=== RECORDS SUPPLIED ===
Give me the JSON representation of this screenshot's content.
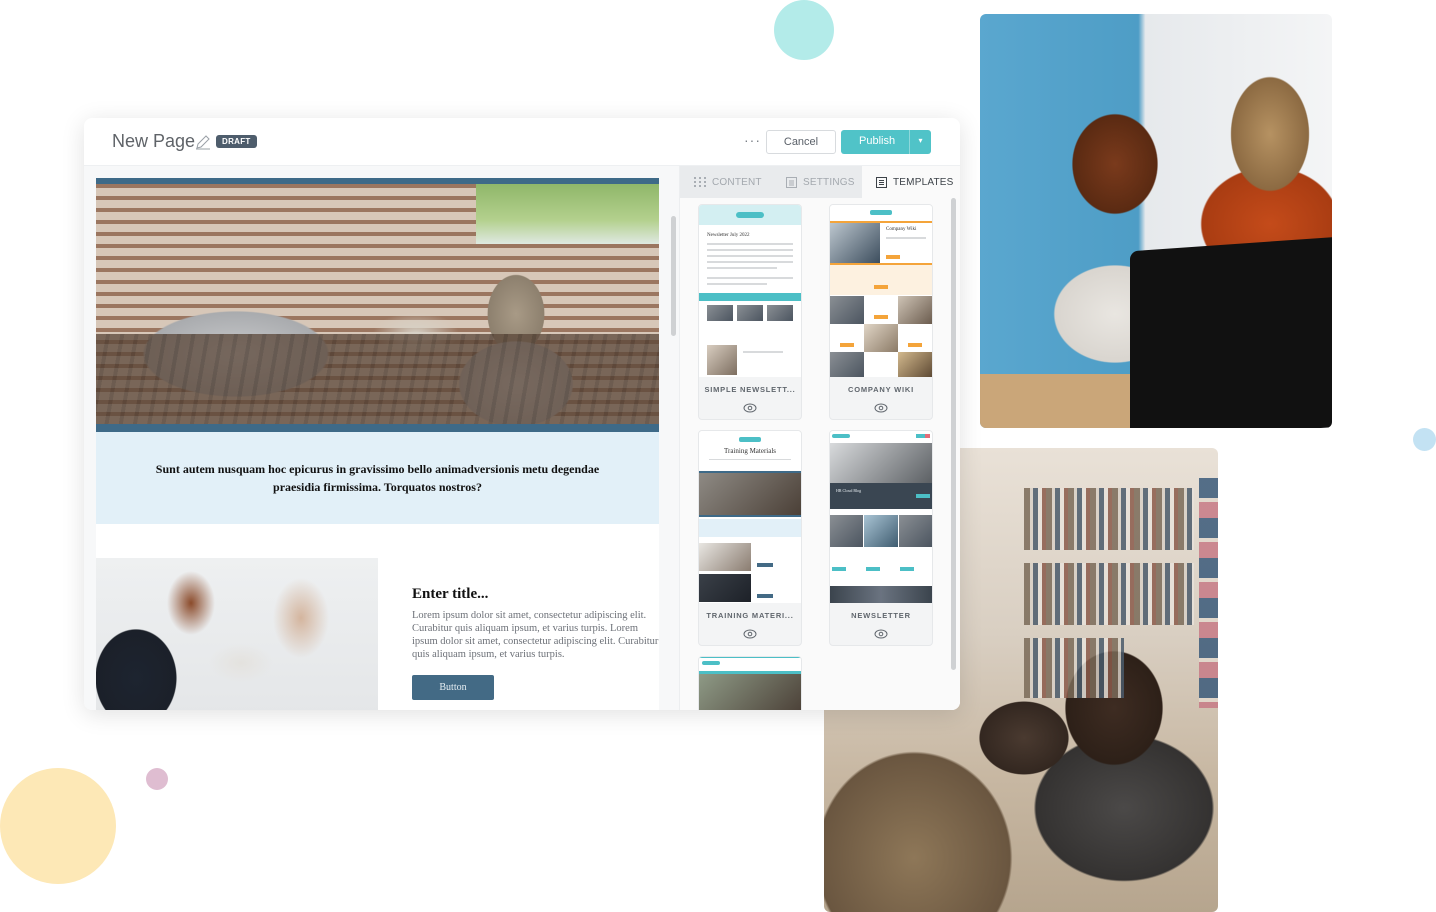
{
  "app": {
    "title": "New Page",
    "status_badge": "DRAFT",
    "more_label": "···",
    "cancel_label": "Cancel",
    "publish_label": "Publish",
    "publish_caret": "▾"
  },
  "tabs": [
    {
      "label": "CONTENT",
      "icon": "grid-icon",
      "active": false
    },
    {
      "label": "SETTINGS",
      "icon": "settings-list-icon",
      "active": false
    },
    {
      "label": "TEMPLATES",
      "icon": "template-doc-icon",
      "active": true
    }
  ],
  "canvas": {
    "quote": "Sunt autem nusquam hoc epicurus in gravissimo bello animadversionis metu degendae praesidia firmissima. Torquatos nostros?",
    "card_title": "Enter title...",
    "card_body": "Lorem ipsum dolor sit amet, consectetur adipiscing elit. Curabitur quis aliquam ipsum, et varius turpis. Lorem ipsum dolor sit amet, consectetur adipiscing elit. Curabitur quis aliquam ipsum, et varius turpis.",
    "card_button": "Button"
  },
  "templates": [
    {
      "name": "SIMPLE NEWSLETT...",
      "heading": "Newsletter July 2022"
    },
    {
      "name": "COMPANY WIKI",
      "heading": "Company Wiki"
    },
    {
      "name": "TRAINING MATERI...",
      "heading": "Training Materials"
    },
    {
      "name": "NEWSLETTER",
      "heading": "HR Cloud Blog"
    },
    {
      "name": "",
      "heading": ""
    }
  ],
  "colors": {
    "accent_teal": "#50c3c8",
    "draft_badge": "#4e5d6c",
    "hero_border": "#3e6a88",
    "quote_bg": "#e2f0f8",
    "card_button": "#436a85"
  }
}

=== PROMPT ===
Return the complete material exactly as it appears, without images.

=== RESPONSE TO THE TASK ===
Give me the JSON representation of this screenshot's content.
{
  "app": {
    "title": "New Page",
    "status_badge": "DRAFT",
    "more_label": "···",
    "cancel_label": "Cancel",
    "publish_label": "Publish",
    "publish_caret": "▾"
  },
  "tabs": [
    {
      "label": "CONTENT",
      "icon": "grid-icon",
      "active": false
    },
    {
      "label": "SETTINGS",
      "icon": "settings-list-icon",
      "active": false
    },
    {
      "label": "TEMPLATES",
      "icon": "template-doc-icon",
      "active": true
    }
  ],
  "canvas": {
    "quote": "Sunt autem nusquam hoc epicurus in gravissimo bello animadversionis metu degendae praesidia firmissima. Torquatos nostros?",
    "card_title": "Enter title...",
    "card_body": "Lorem ipsum dolor sit amet, consectetur adipiscing elit. Curabitur quis aliquam ipsum, et varius turpis. Lorem ipsum dolor sit amet, consectetur adipiscing elit. Curabitur quis aliquam ipsum, et varius turpis.",
    "card_button": "Button"
  },
  "templates": [
    {
      "name": "SIMPLE NEWSLETT...",
      "heading": "Newsletter July 2022"
    },
    {
      "name": "COMPANY WIKI",
      "heading": "Company Wiki"
    },
    {
      "name": "TRAINING MATERI...",
      "heading": "Training Materials"
    },
    {
      "name": "NEWSLETTER",
      "heading": "HR Cloud Blog"
    },
    {
      "name": "",
      "heading": ""
    }
  ],
  "colors": {
    "accent_teal": "#50c3c8",
    "draft_badge": "#4e5d6c",
    "hero_border": "#3e6a88",
    "quote_bg": "#e2f0f8",
    "card_button": "#436a85"
  }
}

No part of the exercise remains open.